Multiple Compliance Standards and Regulatory Requirements
Different jurisdictions, payors and regulatory bodies use varying standards when assessing PSV, which makes the process more complex and extensive for organizations. This elevates the risk of errors and not meeting compliance requirements, which can lead to privileging delays, claim rejections and other problems.
When working through a large number of providers, PSV can become an expensive task, so the margin to absorb delays and errors can be razor-thin for some organizations.
How to Meet Primary Source Verification Requirements Efficiently
To overcome these barriers, organizations incorporate specific processes and tools to make finding and reviewing primary source information quicker and less error-prone. For example, they’ll directly invest in tools that provide direct access to primary sources and automate the verification process. They could even leverage third-party organizations for credentialing so that their internal teams can focus on their core work.
Using Credentialing Verification Organizations (CVO)
Leveraging CVOs can be a good way to get the heavy-lifting of PSV out of the hands of your internal teams and into the hands of specialists. However, to protect yourself from delays, claim rejections and other risks, you need to ensure that your CVO is using the proper tools and processes to perform PSV.
You can do this by taking stock of the software they’re using to carry out the task, their access to primary sources of information, and how they update their data. Look for CVOs that comply with key accreditation bodies – such as the NCQA, URAC and others – as that will help you meet the credentialing requirements of more regulatory bodies and payors.
Automating PSV via Software
When investing in software, some organizations use APIs to automate time-intensive parts of the PSV process. They work to eliminate – or at least greatly reduce – the manual data collection and validation work, which makes the PSV process much quicker.
It also helps remove the risk of human error while also making it easier to keep up-to-date records and monitor after credentialing. The latter is important as it feeds into the process of re-credentialing, which some organizations require as part of a renewal process to keep their status on a health network or plan.

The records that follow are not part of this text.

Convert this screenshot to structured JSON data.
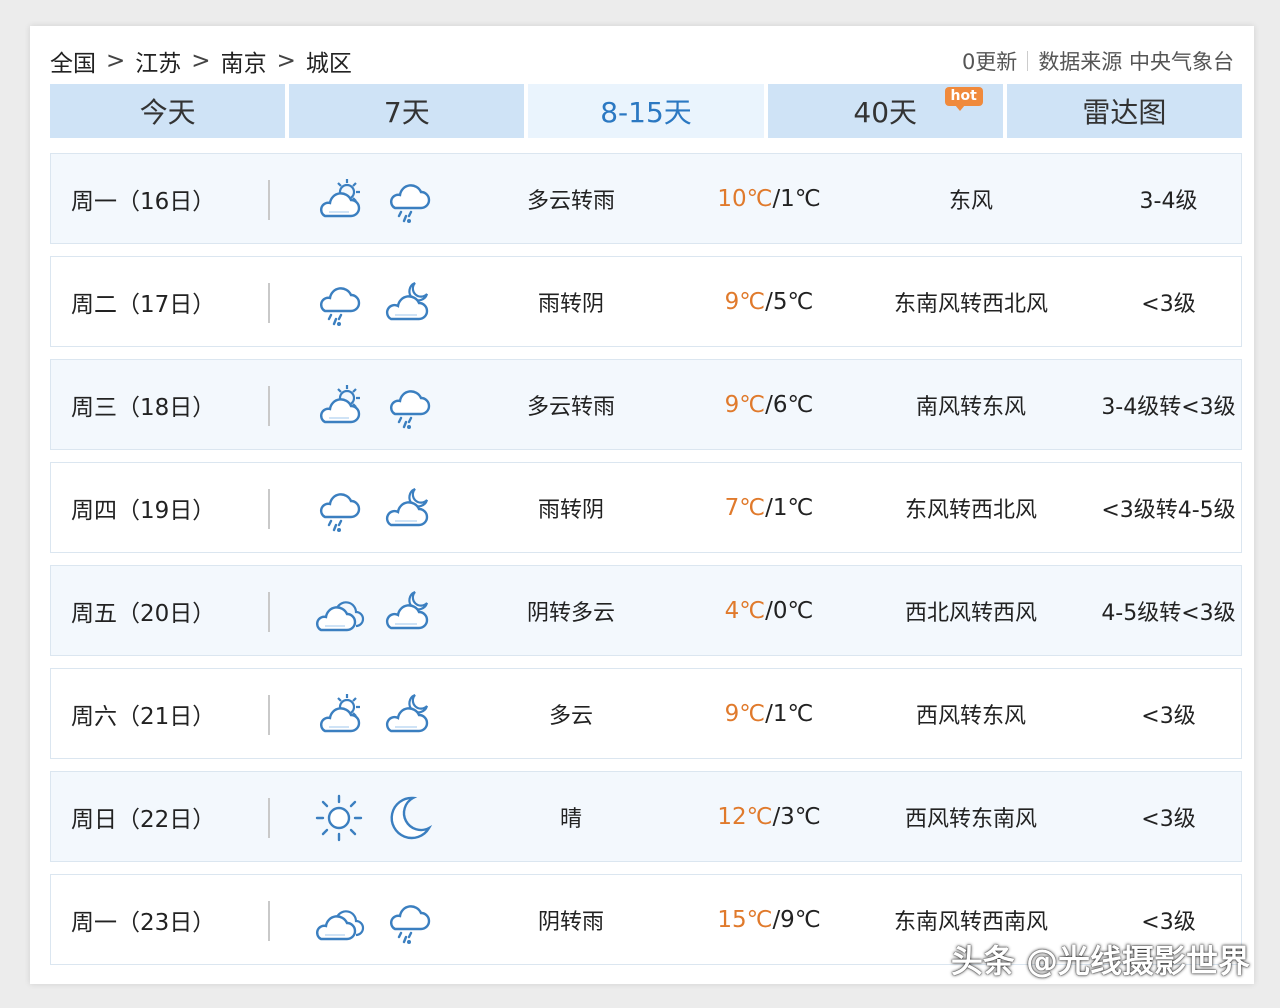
{
  "breadcrumb": [
    "全国",
    "江苏",
    "南京",
    "城区"
  ],
  "breadcrumb_sep": ">",
  "source": {
    "update": "0更新",
    "label": "数据来源 中央气象台"
  },
  "tabs": [
    {
      "label": "今天"
    },
    {
      "label": "7天"
    },
    {
      "label": "8-15天"
    },
    {
      "label": "40天",
      "badge": "hot"
    },
    {
      "label": "雷达图"
    }
  ],
  "rows": [
    {
      "date": "周一（16日）",
      "icons": [
        "cloudy-sun-icon",
        "rain-cloud-icon"
      ],
      "desc": "多云转雨",
      "hi": "10℃",
      "lo": "/1℃",
      "wind": "东风",
      "level": "3-4级"
    },
    {
      "date": "周二（17日）",
      "icons": [
        "rain-cloud-icon",
        "cloudy-moon-icon"
      ],
      "desc": "雨转阴",
      "hi": "9℃",
      "lo": "/5℃",
      "wind": "东南风转西北风",
      "level": "<3级"
    },
    {
      "date": "周三（18日）",
      "icons": [
        "cloudy-sun-icon",
        "rain-cloud-icon"
      ],
      "desc": "多云转雨",
      "hi": "9℃",
      "lo": "/6℃",
      "wind": "南风转东风",
      "level": "3-4级转<3级"
    },
    {
      "date": "周四（19日）",
      "icons": [
        "rain-cloud-icon",
        "cloudy-moon-icon"
      ],
      "desc": "雨转阴",
      "hi": "7℃",
      "lo": "/1℃",
      "wind": "东风转西北风",
      "level": "<3级转4-5级"
    },
    {
      "date": "周五（20日）",
      "icons": [
        "overcast-icon",
        "cloudy-moon-icon"
      ],
      "desc": "阴转多云",
      "hi": "4℃",
      "lo": "/0℃",
      "wind": "西北风转西风",
      "level": "4-5级转<3级"
    },
    {
      "date": "周六（21日）",
      "icons": [
        "cloudy-sun-icon",
        "cloudy-moon-icon"
      ],
      "desc": "多云",
      "hi": "9℃",
      "lo": "/1℃",
      "wind": "西风转东风",
      "level": "<3级"
    },
    {
      "date": "周日（22日）",
      "icons": [
        "sun-icon",
        "moon-icon"
      ],
      "desc": "晴",
      "hi": "12℃",
      "lo": "/3℃",
      "wind": "西风转东南风",
      "level": "<3级"
    },
    {
      "date": "周一（23日）",
      "icons": [
        "overcast-icon",
        "rain-cloud-icon"
      ],
      "desc": "阴转雨",
      "hi": "15℃",
      "lo": "/9℃",
      "wind": "东南风转西南风",
      "level": "<3级"
    }
  ],
  "watermark": "头条 @光线摄影世界",
  "colors": {
    "tab_bg": "#cfe3f6",
    "tab_active_text": "#2b78c2",
    "hi_temp": "#e07a2c",
    "hot_badge": "#f08a3c"
  }
}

Though PSV is an intensive process, it doesn’t need to be daunting for your organization. In today’s complex healthcare compliance and regulatory environment, the key to carrying out PSV effectively is through the right tools and processes. Leverage software and automation to eliminate time-consuming tasks, like manually finding and verifying primary sources, and to create pathways to comply with different requirements more easily.
Request a demo to learn how Verifiable’s PSV automation tools and CVO services team can help you access hundreds of primary sources and automate verifications.